Rwanda still heavily relies on the imported seeds spending at least Rwf 6 billion on over 3,579.70 metric tonnes of the farm input.
According to the latest Auditor General’s report, not only are the locally produced seeds poorly managed, but the current rate of seed production is below what is required for the country to be self-reliant in the next three years.
Auditor general report on the state finances for the year ended June 30, 2019 said the Rwanda Agriculture Board (RAB) and agriculture sector partners have only achieved 31 per cent of set annual seeds production target.
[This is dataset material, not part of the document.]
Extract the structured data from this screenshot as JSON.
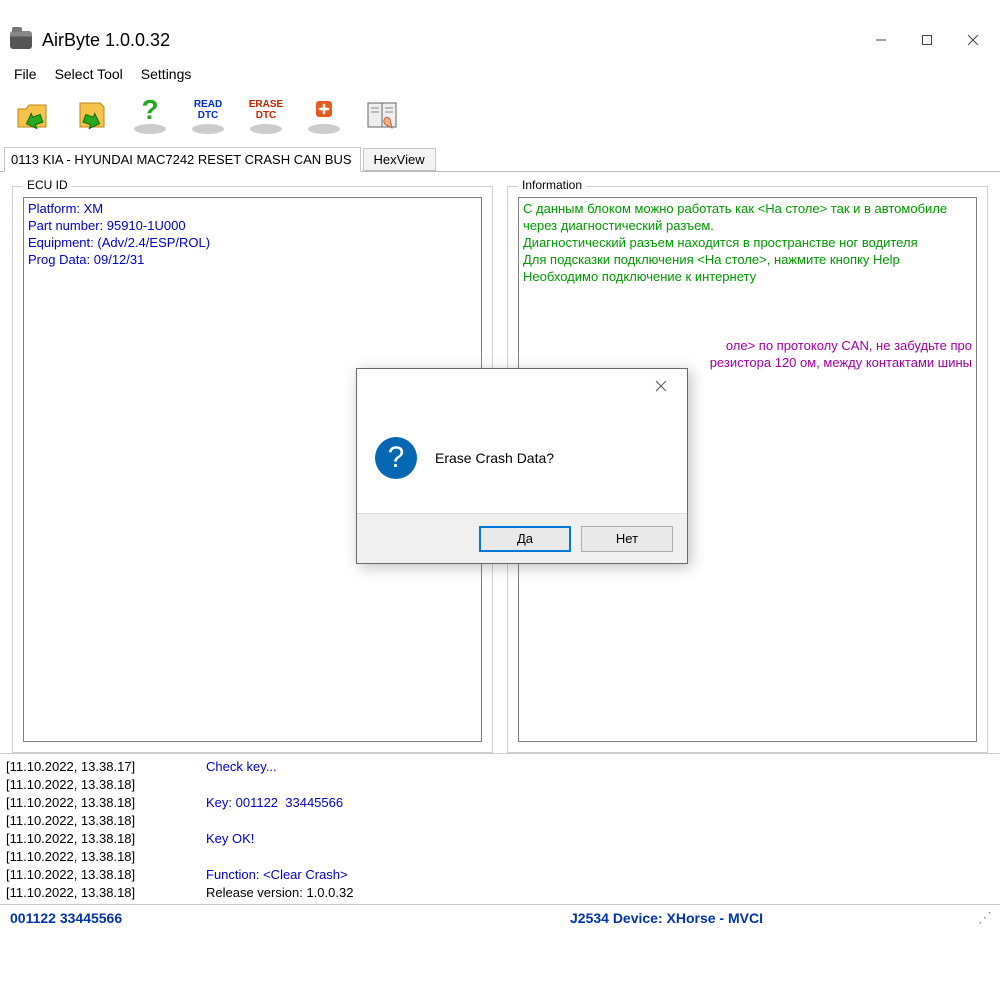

As such the country continues to heavily depend on imported seeds, which auditor indicates that by June 30 2019 over 3,579.70 metric tonnes of seeds worth up to Rwf6 billion, and equates to 91 per cent of all seeds needed in the country were imported.
“This high level of seeds dependence is associated with the failure of RAB to achieve the set local seed production annual target,” the auditor general’s report reads in part.
The government has opted to locally produce and multiply seeds programme to reduce the lengthy procurement procedures that hamper timely delivery of hybrid seeds to Rwandan farmers.
Maize, wheat and soya are among other imported seeds, the farmers more often complain about their poor quality, not being productive and not resilient to climate change due to failure to adapt to local climatology.
However, the auditor general indicates that even the little amount of seeds that have been locally produced were found to be spoiled in the stores.
While RAB acquired locally produced seeds from different seeds multipliers across the country at the prices agreed in signed contracts.
The audit noted that due to the poor management of the over Rwf128 million worth of seeds that were acquired and stored at RAB’s station in Rubilizi went to waste.